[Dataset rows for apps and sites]
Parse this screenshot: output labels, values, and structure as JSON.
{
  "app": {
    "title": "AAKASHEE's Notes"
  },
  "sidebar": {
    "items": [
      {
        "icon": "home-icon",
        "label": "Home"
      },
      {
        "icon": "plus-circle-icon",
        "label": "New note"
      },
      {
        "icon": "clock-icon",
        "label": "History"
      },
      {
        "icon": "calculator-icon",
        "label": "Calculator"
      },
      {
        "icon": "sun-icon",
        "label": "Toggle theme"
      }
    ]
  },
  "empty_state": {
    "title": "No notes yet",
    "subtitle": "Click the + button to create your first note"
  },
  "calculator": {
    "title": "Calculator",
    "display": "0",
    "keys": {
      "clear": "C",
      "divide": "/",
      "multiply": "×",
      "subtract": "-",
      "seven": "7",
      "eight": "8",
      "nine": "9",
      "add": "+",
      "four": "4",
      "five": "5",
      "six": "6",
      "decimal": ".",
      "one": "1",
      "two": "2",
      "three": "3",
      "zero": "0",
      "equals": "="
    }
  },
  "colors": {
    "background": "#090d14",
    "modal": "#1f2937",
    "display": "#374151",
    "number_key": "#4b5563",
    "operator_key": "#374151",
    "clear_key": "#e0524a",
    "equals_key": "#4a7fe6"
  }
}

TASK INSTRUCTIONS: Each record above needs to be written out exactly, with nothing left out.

ANSWER TO THE EXERCISE:
Parse this screenshot: output labels, values, and structure as JSON.
{
  "app": {
    "title": "AAKASHEE's Notes"
  },
  "sidebar": {
    "items": [
      {
        "icon": "home-icon",
        "label": "Home"
      },
      {
        "icon": "plus-circle-icon",
        "label": "New note"
      },
      {
        "icon": "clock-icon",
        "label": "History"
      },
      {
        "icon": "calculator-icon",
        "label": "Calculator"
      },
      {
        "icon": "sun-icon",
        "label": "Toggle theme"
      }
    ]
  },
  "empty_state": {
    "title": "No notes yet",
    "subtitle": "Click the + button to create your first note"
  },
  "calculator": {
    "title": "Calculator",
    "display": "0",
    "keys": {
      "clear": "C",
      "divide": "/",
      "multiply": "×",
      "subtract": "-",
      "seven": "7",
      "eight": "8",
      "nine": "9",
      "add": "+",
      "four": "4",
      "five": "5",
      "six": "6",
      "decimal": ".",
      "one": "1",
      "two": "2",
      "three": "3",
      "zero": "0",
      "equals": "="
    }
  },
  "colors": {
    "background": "#090d14",
    "modal": "#1f2937",
    "display": "#374151",
    "number_key": "#4b5563",
    "operator_key": "#374151",
    "clear_key": "#e0524a",
    "equals_key": "#4a7fe6"
  }
}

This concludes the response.